== Your goal ==
Scan each line of the records for the word "JSON" and extract the ones that have it.

(Interface dataset entries)
--- --- ---

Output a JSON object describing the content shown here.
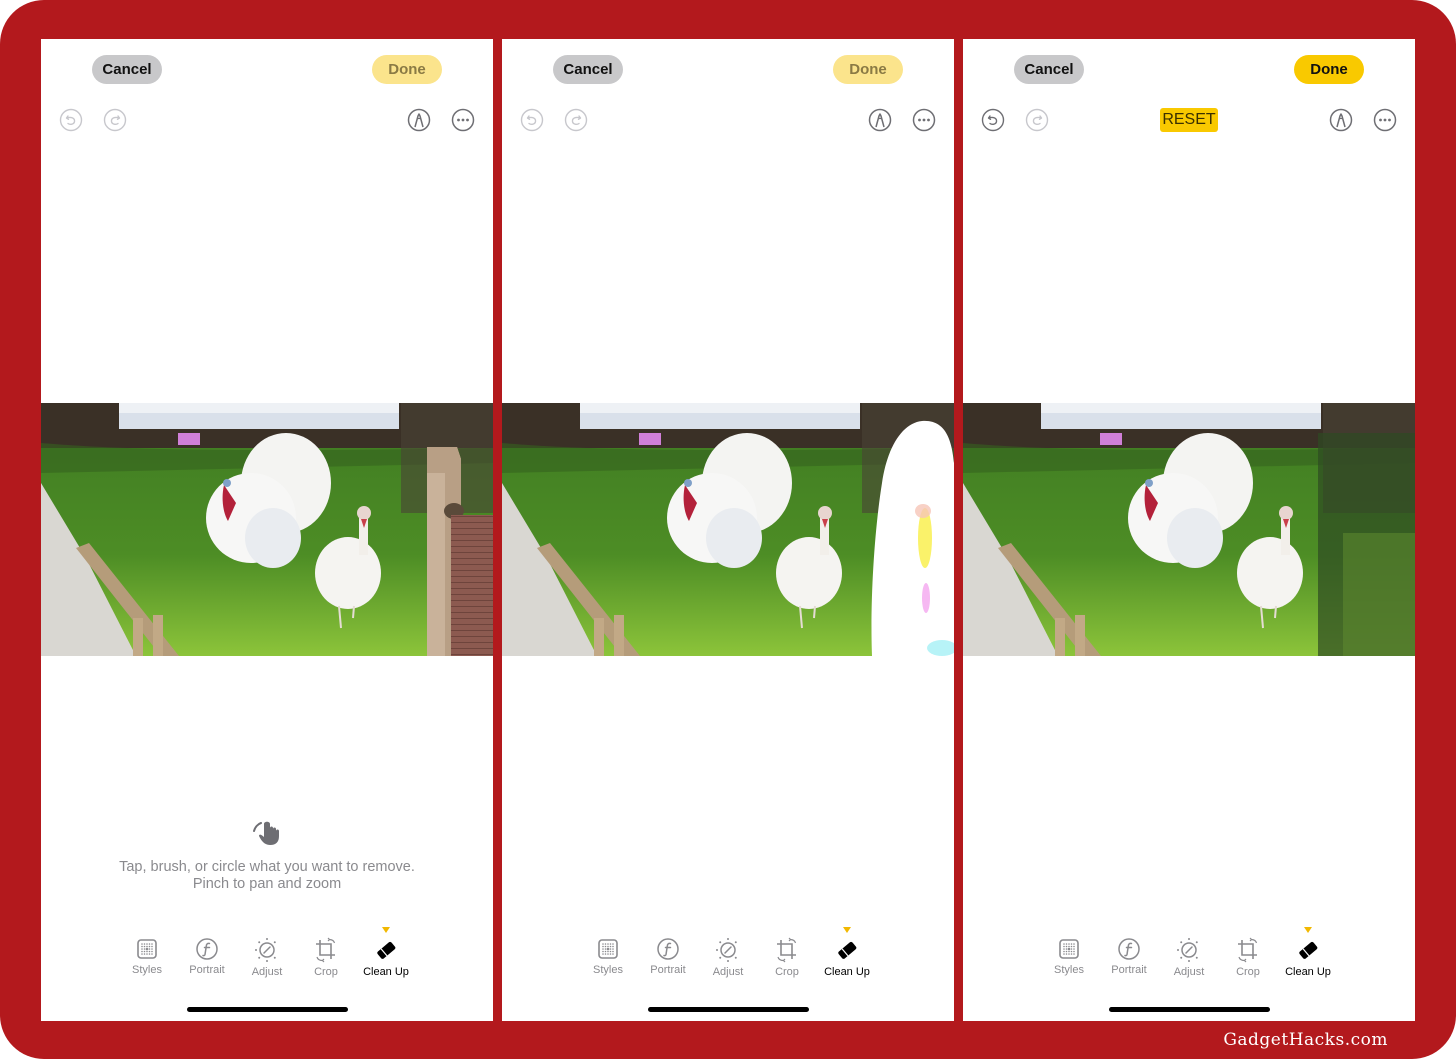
{
  "watermark": "GadgetHacks.com",
  "panels": [
    {
      "cancel_label": "Cancel",
      "done_label": "Done",
      "done_state": "disabled",
      "undo_enabled": false,
      "redo_enabled": false,
      "reset_label": null,
      "photo_state": "original-with-fence-post",
      "hint_icon": "hand-tap-icon",
      "hint_line1": "Tap, brush, or circle what you want to remove.",
      "hint_line2": "Pinch to pan and zoom"
    },
    {
      "cancel_label": "Cancel",
      "done_label": "Done",
      "done_state": "disabled",
      "undo_enabled": false,
      "redo_enabled": false,
      "reset_label": null,
      "photo_state": "fence-post-brushed-selection"
    },
    {
      "cancel_label": "Cancel",
      "done_label": "Done",
      "done_state": "enabled",
      "undo_enabled": true,
      "redo_enabled": false,
      "reset_label": "RESET",
      "photo_state": "fence-post-removed"
    }
  ],
  "toolbar": {
    "items": [
      {
        "label": "Styles",
        "icon": "styles-grid-icon"
      },
      {
        "label": "Portrait",
        "icon": "portrait-f-icon"
      },
      {
        "label": "Adjust",
        "icon": "adjust-dial-icon"
      },
      {
        "label": "Crop",
        "icon": "crop-rotate-icon"
      },
      {
        "label": "Clean Up",
        "icon": "eraser-icon",
        "active": true
      }
    ]
  },
  "colors": {
    "frame": "#b3191d",
    "accent_yellow": "#f9c900",
    "done_disabled": "#fbe48c",
    "cancel_bg": "#c8c8ca",
    "inactive_text": "#8a8a8e"
  }
}
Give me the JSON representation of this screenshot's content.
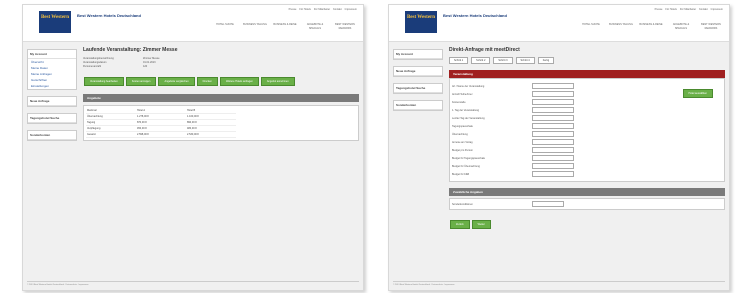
{
  "left": {
    "brand": "Best Western Hotels Deutschland",
    "logo": "Best Western",
    "topnav": [
      "Presse",
      "Für Hotels",
      "Für Mitarbeiter",
      "Kontakt",
      "Impressum"
    ],
    "mainnav": [
      "HOTEL SUCHE",
      "BUSINESS TAGUNG",
      "BUSINESS & REISE",
      "ANGEBOTE & SPECIALS",
      "BEST WESTERN REWARDS"
    ],
    "sidebar": [
      {
        "title": "My Account",
        "items": [
          "Übersicht",
          "Meine Daten",
          "Meine Anfragen",
          "Gutschriften",
          "Einstellungen"
        ]
      },
      {
        "title": "Neue Anfrage",
        "items": []
      },
      {
        "title": "Tagungshotel Suche",
        "items": []
      },
      {
        "title": "Sonderkonten",
        "items": []
      }
    ],
    "title": "Laufende Veranstaltung: Zimmer Messe",
    "fields": [
      [
        "Veranstaltungsbezeichnung",
        "Zimmer Messe"
      ],
      [
        "Veranstaltungsdatum",
        "01.01.2013"
      ],
      [
        "Personenanzahl",
        "120"
      ]
    ],
    "buttons": [
      "Veranstaltung bearbeiten",
      "Kosten anzeigen",
      "Angebote vergleichen",
      "Drucken",
      "Weitere Hotels anfragen",
      "Angebot annehmen"
    ],
    "section": "Angebote",
    "table_headers": [
      "Merkmal",
      "Hotel A",
      "Hotel B"
    ],
    "table_rows": [
      [
        "Übernachtung",
        "1.278,00 €",
        "1.160,00 €"
      ],
      [
        "Tagung",
        "870,00 €",
        "890,00 €"
      ],
      [
        "Verpflegung",
        "450,00 €",
        "480,00 €"
      ],
      [
        "Gesamt",
        "2.598,00 €",
        "2.530,00 €"
      ]
    ],
    "footer": "© 2013 Best Western Hotels Deutschland · Datenschutz · Impressum"
  },
  "right": {
    "brand": "Best Western Hotels Deutschland",
    "logo": "Best Western",
    "topnav": [
      "Presse",
      "Für Hotels",
      "Für Mitarbeiter",
      "Kontakt",
      "Impressum"
    ],
    "mainnav": [
      "HOTEL SUCHE",
      "BUSINESS TAGUNG",
      "BUSINESS & REISE",
      "ANGEBOTE & SPECIALS",
      "BEST WESTERN REWARDS"
    ],
    "sidebar": [
      {
        "title": "My Account",
        "items": []
      },
      {
        "title": "Neue Anfrage",
        "items": []
      },
      {
        "title": "Tagungshotel Suche",
        "items": []
      },
      {
        "title": "Sonderkonten",
        "items": []
      }
    ],
    "title": "Direkt-Anfrage mit meetDirect",
    "steps": [
      "Schritt 1",
      "Schritt 2",
      "Schritt 3",
      "Schritt 4",
      "Fertig"
    ],
    "section": "Veranstaltung",
    "form": [
      "Art / Name der Veranstaltung",
      "Anzahl Teilnehmer",
      "Kostenstelle",
      "1. Tag der Veranstaltung",
      "Letzter Tag der Veranstaltung",
      "Tagungspauschale",
      "Übernachtung",
      "Anreise am Vortag",
      "Budget pro Person",
      "Budget für Tagungspauschale",
      "Budget für Übernachtung",
      "Budget für F&B"
    ],
    "action_button": "Hotel auswählen",
    "section2": "Zusätzliche Angaben",
    "select_label": "Sonderkonditionen",
    "buttons": [
      "Zurück",
      "Weiter"
    ],
    "footer": "© 2013 Best Western Hotels Deutschland · Datenschutz · Impressum"
  }
}
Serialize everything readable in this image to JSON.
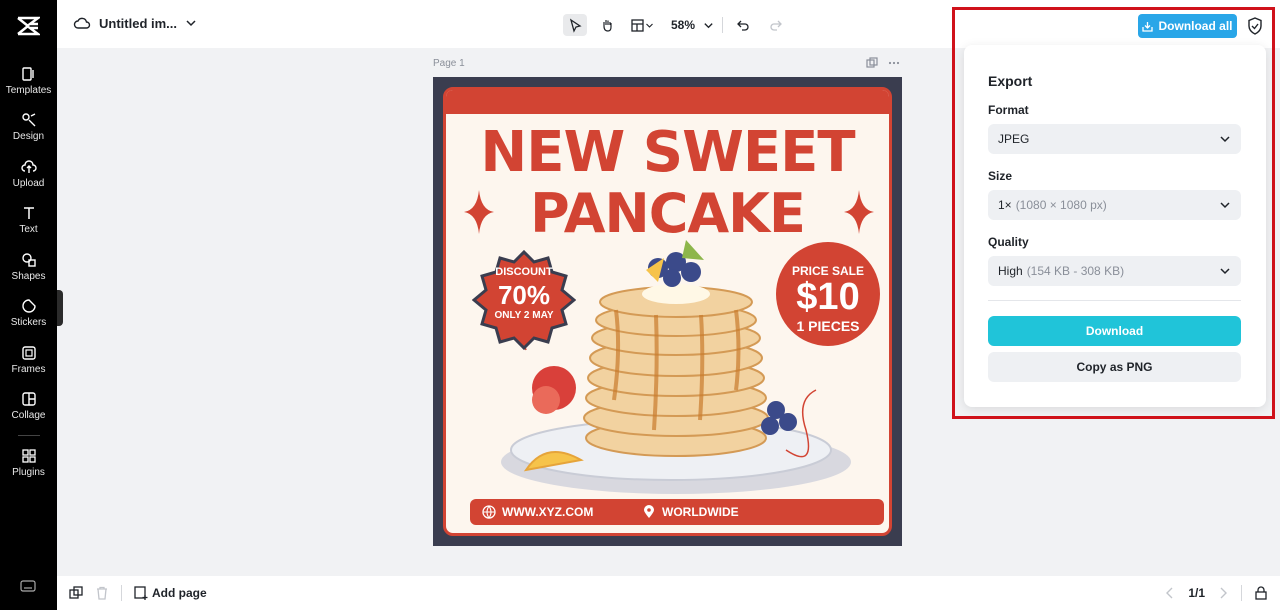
{
  "rail": {
    "items": [
      {
        "label": "Templates",
        "icon": "templates-icon"
      },
      {
        "label": "Design",
        "icon": "design-icon"
      },
      {
        "label": "Upload",
        "icon": "upload-icon"
      },
      {
        "label": "Text",
        "icon": "text-icon"
      },
      {
        "label": "Shapes",
        "icon": "shapes-icon"
      },
      {
        "label": "Stickers",
        "icon": "stickers-icon"
      },
      {
        "label": "Frames",
        "icon": "frames-icon"
      },
      {
        "label": "Collage",
        "icon": "collage-icon"
      },
      {
        "label": "Plugins",
        "icon": "plugins-icon"
      }
    ]
  },
  "topbar": {
    "doc_title": "Untitled im...",
    "zoom": "58%",
    "download_all_label": "Download all"
  },
  "canvas": {
    "page_label": "Page 1",
    "poster": {
      "headline1": "NEW SWEET",
      "headline2": "PANCAKE",
      "discount_line1": "DISCOUNT",
      "discount_line2": "70%",
      "discount_line3": "ONLY 2 MAY",
      "price_line1": "PRICE SALE",
      "price_line2": "$10",
      "price_line3": "1 PIECES",
      "website": "WWW.XYZ.COM",
      "location": "WORLDWIDE"
    }
  },
  "export": {
    "title": "Export",
    "format_label": "Format",
    "format_value": "JPEG",
    "size_label": "Size",
    "size_value": "1×",
    "size_detail": "(1080 × 1080 px)",
    "quality_label": "Quality",
    "quality_value": "High",
    "quality_detail": "(154 KB - 308 KB)",
    "download_label": "Download",
    "copy_label": "Copy as PNG"
  },
  "bottombar": {
    "add_page_label": "Add page",
    "page_counter": "1/1"
  },
  "colors": {
    "accent": "#29a6e8",
    "download_button": "#20c4d9",
    "poster_red": "#d24433",
    "highlight_frame": "#d0121b"
  }
}
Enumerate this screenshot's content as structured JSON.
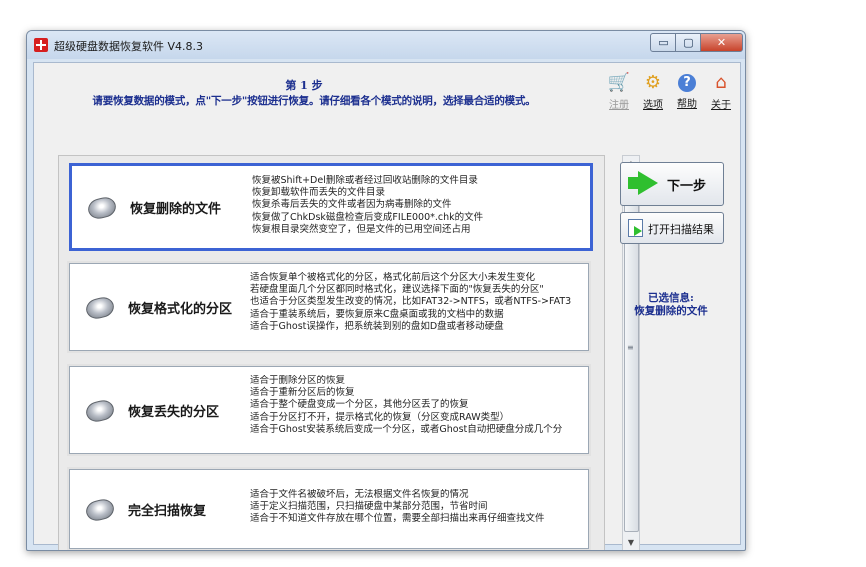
{
  "window": {
    "title": "超级硬盘数据恢复软件 V4.8.3",
    "minimize_glyph": "▭",
    "maximize_glyph": "▢",
    "close_glyph": "✕"
  },
  "header": {
    "step_title": "第 1 步",
    "step_desc": "请要恢复数据的模式，点\"下一步\"按钮进行恢复。请仔细看各个模式的说明，选择最合适的模式。"
  },
  "toolbar": {
    "register": {
      "label": "注册",
      "icon": "cart-icon",
      "glyph": "🛒",
      "enabled": false
    },
    "options": {
      "label": "选项",
      "icon": "gear-icon",
      "glyph": "⚙",
      "enabled": true
    },
    "help": {
      "label": "帮助",
      "icon": "help-icon",
      "glyph": "?",
      "enabled": true
    },
    "about": {
      "label": "关于",
      "icon": "home-icon",
      "glyph": "⌂",
      "enabled": true
    }
  },
  "modes": [
    {
      "name": "恢复删除的文件",
      "selected": true,
      "lines": [
        "恢复被Shift+Del删除或者经过回收站删除的文件目录",
        "恢复卸载软件而丢失的文件目录",
        "恢复杀毒后丢失的文件或者因为病毒删除的文件",
        "恢复做了ChkDsk磁盘检查后变成FILE000*.chk的文件",
        "恢复根目录突然变空了，但是文件的已用空间还占用"
      ]
    },
    {
      "name": "恢复格式化的分区",
      "selected": false,
      "lines": [
        "适合恢复单个被格式化的分区，格式化前后这个分区大小未发生变化",
        "若硬盘里面几个分区都同时格式化，建议选择下面的\"恢复丢失的分区\"",
        "也适合于分区类型发生改变的情况，比如FAT32->NTFS，或者NTFS->FAT3",
        "适合于重装系统后，要恢复原来C盘桌面或我的文档中的数据",
        "适合于Ghost误操作，把系统装到别的盘如D盘或者移动硬盘"
      ]
    },
    {
      "name": "恢复丢失的分区",
      "selected": false,
      "lines": [
        "适合于删除分区的恢复",
        "适合于重新分区后的恢复",
        "适合于整个硬盘变成一个分区，其他分区丢了的恢复",
        "适合于分区打不开，提示格式化的恢复（分区变成RAW类型）",
        "适合于Ghost安装系统后变成一个分区，或者Ghost自动把硬盘分成几个分"
      ]
    },
    {
      "name": "完全扫描恢复",
      "selected": false,
      "lines": [
        "适合于文件名被破坏后，无法根据文件名恢复的情况",
        "适于定义扫描范围，只扫描硬盘中某部分范围，节省时间",
        "适合于不知道文件存放在哪个位置，需要全部扫描出来再仔细查找文件"
      ]
    }
  ],
  "side": {
    "next_label": "下一步",
    "open_scan_label": "打开扫描结果",
    "selected_info_title": "已选信息:",
    "selected_info_value": "恢复删除的文件"
  },
  "scrollbar": {
    "up_glyph": "▲",
    "down_glyph": "▼",
    "grip_glyph": "≡"
  }
}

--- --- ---

== Output of the task ==
Output a JSON object describing the content shown here.
Give me the JSON representation of this screenshot's content.
Serialize everything readable in this image to JSON.
Enumerate this screenshot's content as structured JSON.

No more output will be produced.